• **PROBLEM STATEMENT**: What lines below include the string "Sarina"? Pick them out and copy them.

• **MATERIAL FOR THIS TASK**:
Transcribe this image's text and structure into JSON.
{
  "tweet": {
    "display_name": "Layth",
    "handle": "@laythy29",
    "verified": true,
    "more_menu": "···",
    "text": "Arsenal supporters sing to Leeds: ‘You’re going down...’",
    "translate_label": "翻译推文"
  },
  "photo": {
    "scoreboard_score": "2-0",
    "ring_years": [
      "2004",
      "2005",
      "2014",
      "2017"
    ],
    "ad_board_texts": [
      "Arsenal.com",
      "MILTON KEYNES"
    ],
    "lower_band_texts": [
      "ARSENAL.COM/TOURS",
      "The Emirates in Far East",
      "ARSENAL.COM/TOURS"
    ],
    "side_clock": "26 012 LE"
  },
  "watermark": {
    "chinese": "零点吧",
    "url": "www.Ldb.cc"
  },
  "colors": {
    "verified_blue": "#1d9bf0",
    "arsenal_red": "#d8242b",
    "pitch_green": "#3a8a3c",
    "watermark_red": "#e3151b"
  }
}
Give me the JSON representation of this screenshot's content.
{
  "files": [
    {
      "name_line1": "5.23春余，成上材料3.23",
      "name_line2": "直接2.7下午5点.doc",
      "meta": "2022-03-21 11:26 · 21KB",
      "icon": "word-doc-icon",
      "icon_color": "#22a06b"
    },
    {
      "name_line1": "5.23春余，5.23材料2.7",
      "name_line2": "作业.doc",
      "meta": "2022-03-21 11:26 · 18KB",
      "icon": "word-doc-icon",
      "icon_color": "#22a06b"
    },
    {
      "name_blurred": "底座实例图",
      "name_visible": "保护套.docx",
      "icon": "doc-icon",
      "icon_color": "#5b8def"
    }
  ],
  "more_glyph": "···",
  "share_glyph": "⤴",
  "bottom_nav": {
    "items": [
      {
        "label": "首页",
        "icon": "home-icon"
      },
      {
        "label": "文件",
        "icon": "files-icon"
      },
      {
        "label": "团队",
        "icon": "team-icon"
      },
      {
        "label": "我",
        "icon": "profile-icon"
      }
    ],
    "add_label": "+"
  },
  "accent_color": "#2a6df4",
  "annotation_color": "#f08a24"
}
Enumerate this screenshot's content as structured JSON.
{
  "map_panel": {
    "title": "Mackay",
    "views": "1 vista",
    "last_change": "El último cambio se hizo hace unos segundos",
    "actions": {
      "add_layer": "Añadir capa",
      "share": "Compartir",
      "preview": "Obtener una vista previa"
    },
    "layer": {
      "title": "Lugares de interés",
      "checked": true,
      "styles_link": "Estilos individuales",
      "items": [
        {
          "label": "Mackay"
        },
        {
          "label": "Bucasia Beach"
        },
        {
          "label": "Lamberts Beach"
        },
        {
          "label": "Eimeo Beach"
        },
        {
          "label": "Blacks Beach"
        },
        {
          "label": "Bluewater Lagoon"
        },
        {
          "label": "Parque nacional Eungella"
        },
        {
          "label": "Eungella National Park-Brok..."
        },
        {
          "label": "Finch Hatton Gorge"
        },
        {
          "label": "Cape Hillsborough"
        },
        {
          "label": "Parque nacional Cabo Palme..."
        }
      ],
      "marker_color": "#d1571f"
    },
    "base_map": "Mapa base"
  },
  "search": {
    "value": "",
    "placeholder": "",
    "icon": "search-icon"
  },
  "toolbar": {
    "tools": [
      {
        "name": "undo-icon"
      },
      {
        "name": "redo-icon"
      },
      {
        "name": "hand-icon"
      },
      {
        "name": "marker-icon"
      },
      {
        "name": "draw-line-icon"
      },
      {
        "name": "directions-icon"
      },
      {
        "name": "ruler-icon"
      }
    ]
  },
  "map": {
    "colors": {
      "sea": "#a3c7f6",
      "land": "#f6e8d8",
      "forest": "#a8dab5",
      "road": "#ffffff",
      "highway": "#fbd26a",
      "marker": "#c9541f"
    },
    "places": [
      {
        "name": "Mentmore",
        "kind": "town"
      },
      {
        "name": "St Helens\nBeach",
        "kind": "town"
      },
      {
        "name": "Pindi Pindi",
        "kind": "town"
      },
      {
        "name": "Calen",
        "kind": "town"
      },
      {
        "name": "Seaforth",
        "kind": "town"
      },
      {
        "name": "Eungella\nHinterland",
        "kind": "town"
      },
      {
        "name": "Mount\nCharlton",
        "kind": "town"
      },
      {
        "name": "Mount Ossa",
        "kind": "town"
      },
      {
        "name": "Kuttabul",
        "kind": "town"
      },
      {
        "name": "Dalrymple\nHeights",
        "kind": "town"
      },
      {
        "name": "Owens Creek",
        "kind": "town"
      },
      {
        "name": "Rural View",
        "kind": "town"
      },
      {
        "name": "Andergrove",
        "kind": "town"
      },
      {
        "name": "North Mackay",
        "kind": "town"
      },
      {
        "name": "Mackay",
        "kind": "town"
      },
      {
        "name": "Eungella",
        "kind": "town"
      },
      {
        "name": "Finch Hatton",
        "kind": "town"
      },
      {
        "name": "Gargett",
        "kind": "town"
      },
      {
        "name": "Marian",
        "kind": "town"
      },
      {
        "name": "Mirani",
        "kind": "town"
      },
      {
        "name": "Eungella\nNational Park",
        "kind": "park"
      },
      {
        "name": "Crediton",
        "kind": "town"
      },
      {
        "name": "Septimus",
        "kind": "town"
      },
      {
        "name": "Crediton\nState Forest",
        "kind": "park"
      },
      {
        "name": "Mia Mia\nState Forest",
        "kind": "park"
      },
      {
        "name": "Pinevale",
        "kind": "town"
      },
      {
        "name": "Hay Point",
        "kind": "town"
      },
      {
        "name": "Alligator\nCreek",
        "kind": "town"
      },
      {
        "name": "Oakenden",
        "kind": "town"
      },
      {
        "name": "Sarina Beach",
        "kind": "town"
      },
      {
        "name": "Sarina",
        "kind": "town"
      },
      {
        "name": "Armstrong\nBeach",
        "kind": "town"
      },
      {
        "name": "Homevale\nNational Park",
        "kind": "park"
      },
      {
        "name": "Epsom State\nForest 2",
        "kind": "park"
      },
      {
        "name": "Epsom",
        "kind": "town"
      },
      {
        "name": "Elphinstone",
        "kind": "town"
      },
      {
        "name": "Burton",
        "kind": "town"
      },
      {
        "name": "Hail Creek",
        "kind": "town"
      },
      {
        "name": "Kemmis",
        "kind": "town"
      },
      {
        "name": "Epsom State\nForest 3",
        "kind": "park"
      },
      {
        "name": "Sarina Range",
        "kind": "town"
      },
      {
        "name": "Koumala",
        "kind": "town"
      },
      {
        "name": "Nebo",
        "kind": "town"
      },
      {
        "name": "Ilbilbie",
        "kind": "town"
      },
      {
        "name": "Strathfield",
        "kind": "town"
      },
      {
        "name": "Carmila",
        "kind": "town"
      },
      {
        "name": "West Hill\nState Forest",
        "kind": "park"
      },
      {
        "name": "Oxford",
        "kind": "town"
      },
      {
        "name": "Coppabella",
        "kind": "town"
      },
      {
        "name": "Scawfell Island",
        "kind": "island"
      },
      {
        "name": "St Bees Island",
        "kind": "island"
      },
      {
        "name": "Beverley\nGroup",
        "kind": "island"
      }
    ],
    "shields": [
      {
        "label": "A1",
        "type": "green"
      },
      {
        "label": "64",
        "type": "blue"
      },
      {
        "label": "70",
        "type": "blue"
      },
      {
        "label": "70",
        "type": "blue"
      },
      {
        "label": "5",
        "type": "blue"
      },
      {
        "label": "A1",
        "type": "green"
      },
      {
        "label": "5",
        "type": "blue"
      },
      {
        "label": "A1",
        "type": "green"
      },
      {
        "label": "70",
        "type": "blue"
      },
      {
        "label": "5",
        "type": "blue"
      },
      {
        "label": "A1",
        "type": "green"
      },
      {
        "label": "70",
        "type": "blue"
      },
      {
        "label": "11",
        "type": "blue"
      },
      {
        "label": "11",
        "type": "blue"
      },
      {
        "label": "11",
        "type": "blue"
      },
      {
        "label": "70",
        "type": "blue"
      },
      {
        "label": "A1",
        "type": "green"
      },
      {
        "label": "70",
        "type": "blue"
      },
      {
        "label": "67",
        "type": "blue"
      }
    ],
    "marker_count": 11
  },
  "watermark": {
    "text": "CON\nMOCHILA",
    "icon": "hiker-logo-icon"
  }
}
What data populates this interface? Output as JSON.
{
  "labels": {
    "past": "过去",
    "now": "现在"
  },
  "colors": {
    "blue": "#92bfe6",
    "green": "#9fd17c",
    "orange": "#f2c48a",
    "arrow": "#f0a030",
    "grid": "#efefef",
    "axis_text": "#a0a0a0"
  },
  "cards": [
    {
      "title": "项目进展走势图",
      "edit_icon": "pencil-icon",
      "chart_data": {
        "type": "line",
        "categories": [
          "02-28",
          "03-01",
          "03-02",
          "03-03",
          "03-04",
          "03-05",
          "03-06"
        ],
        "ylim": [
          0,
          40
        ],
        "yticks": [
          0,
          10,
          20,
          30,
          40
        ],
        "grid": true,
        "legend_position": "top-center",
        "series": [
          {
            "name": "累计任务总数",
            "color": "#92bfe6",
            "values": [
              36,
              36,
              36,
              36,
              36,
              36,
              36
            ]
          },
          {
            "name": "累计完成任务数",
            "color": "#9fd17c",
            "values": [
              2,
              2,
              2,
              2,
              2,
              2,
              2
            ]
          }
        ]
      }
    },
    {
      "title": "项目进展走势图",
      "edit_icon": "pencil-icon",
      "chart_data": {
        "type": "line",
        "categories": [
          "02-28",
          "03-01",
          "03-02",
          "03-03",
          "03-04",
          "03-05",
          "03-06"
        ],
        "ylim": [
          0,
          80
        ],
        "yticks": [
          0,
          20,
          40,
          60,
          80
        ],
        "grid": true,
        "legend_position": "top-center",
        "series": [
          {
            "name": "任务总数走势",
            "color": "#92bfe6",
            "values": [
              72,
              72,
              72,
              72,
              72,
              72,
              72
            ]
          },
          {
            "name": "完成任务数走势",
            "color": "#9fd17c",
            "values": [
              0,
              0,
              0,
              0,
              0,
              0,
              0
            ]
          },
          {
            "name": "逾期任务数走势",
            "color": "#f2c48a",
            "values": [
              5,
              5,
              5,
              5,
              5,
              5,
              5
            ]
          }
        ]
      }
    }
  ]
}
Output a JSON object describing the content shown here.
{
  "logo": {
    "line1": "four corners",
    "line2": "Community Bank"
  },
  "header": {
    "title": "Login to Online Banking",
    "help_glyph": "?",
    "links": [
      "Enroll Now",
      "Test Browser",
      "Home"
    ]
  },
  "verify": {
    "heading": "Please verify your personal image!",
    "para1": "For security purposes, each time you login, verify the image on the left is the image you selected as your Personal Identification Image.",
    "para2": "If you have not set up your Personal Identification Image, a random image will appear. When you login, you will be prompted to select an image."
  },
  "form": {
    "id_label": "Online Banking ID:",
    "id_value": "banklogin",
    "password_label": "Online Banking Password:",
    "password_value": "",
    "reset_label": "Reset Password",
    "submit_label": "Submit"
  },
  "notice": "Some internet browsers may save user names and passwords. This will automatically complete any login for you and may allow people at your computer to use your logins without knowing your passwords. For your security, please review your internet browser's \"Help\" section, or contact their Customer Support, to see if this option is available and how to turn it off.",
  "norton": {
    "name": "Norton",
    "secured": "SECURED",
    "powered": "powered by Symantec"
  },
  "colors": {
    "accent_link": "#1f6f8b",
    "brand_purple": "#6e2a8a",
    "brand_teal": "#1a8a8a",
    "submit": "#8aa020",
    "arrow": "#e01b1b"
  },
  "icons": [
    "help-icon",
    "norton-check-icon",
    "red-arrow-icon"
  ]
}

• **REPLY TO THE TASK**:
        "name": "Sarina Beach",
        "name": "Sarina",
        "name": "Sarina Range",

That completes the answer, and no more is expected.